Yet, while investigators are still looking to determine if the blast was due to an accident or negligence, some in Congress are turning the blame back on the government.
In a letter to President Obama last week, Representatives Henry Waxman (D–CA) and Bennie Thompson (D–MS) pointed to the failures of the Chemical Facility Anti-Terrorism Standards program (CFATS) and called for the creation of a Blue Ribbon Commission to assess the program and determine if safety requirements should be lumped into the program.
Created in 2007, the CFATS program was designed to set security standards and regulate protective measures at high-risk chemical facilities in the United States. The intention was to create a risk-based and flexible security program to prevent abuse and theft of high-risk chemicals by terrorists and other bad actors. While the aim was good, the federal CFATS regulations have ultimately proved exceedingly complicated and overly burdensome on the private sector.
Indeed, in their letter, the Congressmen cite the failures of the CFATS program, highlighting a 2011 internal audit that detailed the fundamental challenges faced by the program and the failure of the program to approve even one facility security plan. The Congressmen also highlighted a recent Government Accountability Office (GAO) report that found that 16 months later the CFATS program still remains mired in serious problems, including incomplete risk assessments, slow implementation, and disjointed outreach to the private sector. The obvious question would then be, why add another layer of bureaucracy and added requirements to an already burdensome and broken system?

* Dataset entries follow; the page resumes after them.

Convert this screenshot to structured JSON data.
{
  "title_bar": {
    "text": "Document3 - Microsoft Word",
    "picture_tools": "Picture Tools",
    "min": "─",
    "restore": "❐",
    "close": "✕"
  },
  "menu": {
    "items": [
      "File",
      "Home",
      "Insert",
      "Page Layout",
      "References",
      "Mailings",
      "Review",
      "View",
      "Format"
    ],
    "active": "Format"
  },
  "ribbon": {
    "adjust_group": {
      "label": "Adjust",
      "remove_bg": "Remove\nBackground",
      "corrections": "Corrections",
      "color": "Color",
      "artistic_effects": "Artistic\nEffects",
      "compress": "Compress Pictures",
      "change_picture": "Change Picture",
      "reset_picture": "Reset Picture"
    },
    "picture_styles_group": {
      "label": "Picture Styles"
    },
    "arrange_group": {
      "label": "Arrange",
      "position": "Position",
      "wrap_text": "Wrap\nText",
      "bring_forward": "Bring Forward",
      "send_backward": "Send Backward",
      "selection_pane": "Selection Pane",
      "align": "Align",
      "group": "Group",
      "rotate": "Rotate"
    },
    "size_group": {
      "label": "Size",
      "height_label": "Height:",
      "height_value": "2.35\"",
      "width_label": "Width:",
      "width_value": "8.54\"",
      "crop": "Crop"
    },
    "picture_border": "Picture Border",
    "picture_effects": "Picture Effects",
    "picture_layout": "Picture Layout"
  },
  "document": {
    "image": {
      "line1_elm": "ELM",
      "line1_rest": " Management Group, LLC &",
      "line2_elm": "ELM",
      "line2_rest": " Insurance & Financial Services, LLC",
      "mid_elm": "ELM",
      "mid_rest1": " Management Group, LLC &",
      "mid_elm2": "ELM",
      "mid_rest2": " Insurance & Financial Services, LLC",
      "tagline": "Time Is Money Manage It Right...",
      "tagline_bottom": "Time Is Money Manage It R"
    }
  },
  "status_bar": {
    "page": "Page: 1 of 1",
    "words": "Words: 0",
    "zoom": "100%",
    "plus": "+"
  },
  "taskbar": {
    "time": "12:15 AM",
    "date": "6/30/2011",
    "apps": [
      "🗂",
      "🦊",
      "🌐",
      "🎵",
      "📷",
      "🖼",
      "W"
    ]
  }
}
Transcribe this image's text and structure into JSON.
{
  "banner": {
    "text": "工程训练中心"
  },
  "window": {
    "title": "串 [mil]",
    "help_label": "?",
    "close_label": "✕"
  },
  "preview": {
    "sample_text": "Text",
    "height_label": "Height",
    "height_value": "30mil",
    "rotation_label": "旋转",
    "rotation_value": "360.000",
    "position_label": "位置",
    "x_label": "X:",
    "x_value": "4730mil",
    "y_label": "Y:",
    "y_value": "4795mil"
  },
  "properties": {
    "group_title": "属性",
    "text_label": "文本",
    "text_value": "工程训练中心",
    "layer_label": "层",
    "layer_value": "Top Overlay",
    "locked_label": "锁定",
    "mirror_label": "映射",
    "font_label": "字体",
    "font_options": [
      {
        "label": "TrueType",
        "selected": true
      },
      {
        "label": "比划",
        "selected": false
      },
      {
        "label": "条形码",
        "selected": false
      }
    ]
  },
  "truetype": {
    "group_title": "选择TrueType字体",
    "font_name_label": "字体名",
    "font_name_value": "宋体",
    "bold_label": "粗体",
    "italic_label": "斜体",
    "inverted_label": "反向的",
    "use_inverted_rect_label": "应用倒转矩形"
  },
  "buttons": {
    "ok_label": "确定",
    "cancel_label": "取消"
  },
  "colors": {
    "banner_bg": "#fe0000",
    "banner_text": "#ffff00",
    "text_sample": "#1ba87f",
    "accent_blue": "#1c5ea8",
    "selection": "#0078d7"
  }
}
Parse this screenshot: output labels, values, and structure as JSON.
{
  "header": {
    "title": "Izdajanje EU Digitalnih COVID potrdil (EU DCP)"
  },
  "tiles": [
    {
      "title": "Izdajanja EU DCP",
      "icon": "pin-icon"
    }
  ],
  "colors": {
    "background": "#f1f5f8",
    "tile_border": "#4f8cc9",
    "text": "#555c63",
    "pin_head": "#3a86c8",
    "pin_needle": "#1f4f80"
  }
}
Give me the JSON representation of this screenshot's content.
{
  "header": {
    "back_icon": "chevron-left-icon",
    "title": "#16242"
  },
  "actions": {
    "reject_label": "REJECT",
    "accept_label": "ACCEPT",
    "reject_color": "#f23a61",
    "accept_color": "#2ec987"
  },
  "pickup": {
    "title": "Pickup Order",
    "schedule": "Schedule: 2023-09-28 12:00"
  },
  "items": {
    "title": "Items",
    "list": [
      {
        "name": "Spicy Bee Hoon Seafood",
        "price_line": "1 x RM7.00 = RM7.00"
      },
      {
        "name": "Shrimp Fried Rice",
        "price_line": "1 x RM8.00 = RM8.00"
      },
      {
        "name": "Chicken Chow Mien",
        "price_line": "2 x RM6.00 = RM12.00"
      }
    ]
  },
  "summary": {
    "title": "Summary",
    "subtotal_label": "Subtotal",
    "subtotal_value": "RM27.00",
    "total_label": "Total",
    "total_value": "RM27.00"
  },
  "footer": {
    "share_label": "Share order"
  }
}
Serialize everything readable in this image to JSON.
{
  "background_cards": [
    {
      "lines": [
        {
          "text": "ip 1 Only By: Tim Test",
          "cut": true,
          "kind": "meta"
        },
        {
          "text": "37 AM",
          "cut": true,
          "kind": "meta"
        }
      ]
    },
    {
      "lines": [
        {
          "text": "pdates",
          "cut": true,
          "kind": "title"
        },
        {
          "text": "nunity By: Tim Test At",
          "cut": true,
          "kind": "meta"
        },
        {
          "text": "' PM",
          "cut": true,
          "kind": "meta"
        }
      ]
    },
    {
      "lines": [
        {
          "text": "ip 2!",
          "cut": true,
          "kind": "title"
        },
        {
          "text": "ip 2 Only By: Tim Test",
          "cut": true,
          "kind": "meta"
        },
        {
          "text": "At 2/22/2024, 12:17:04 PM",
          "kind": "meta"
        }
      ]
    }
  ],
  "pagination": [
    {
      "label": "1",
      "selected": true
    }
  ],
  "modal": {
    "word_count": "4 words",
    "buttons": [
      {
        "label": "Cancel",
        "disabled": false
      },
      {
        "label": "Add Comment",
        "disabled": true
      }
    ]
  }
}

What is needed is not another layer of government, in the form of a government commission, but instead more room for creative, cost-effective private-sector solutions. This is not to say that high-risk chemical facilities should not be subject to a degree of federal oversight. But excessive regulation and added government bureaucracy that prevents the private sector from doing business and fails to take a true risk-based approach is the wrong way forward.
Legislatures and regulators must be careful not to conflate security with safety. The difference between the two might not seem obvious, but it is important. Think of it this way: If one is concerned about the security of his home, he may want to make sure all of the doors and windows are securely locked so a burglar can’t get in.
Yet, what about safety? In the event of a fire, for example, one might be concerned about the exact opposite—how easily and quickly these doors and windows can be opened so one can get out. The example may be a bit oversimplified, but it serves as a reminder that safety and security are not one and the same. The two distinct issues should be handled separately, not combined in the already broken CFATS mandate.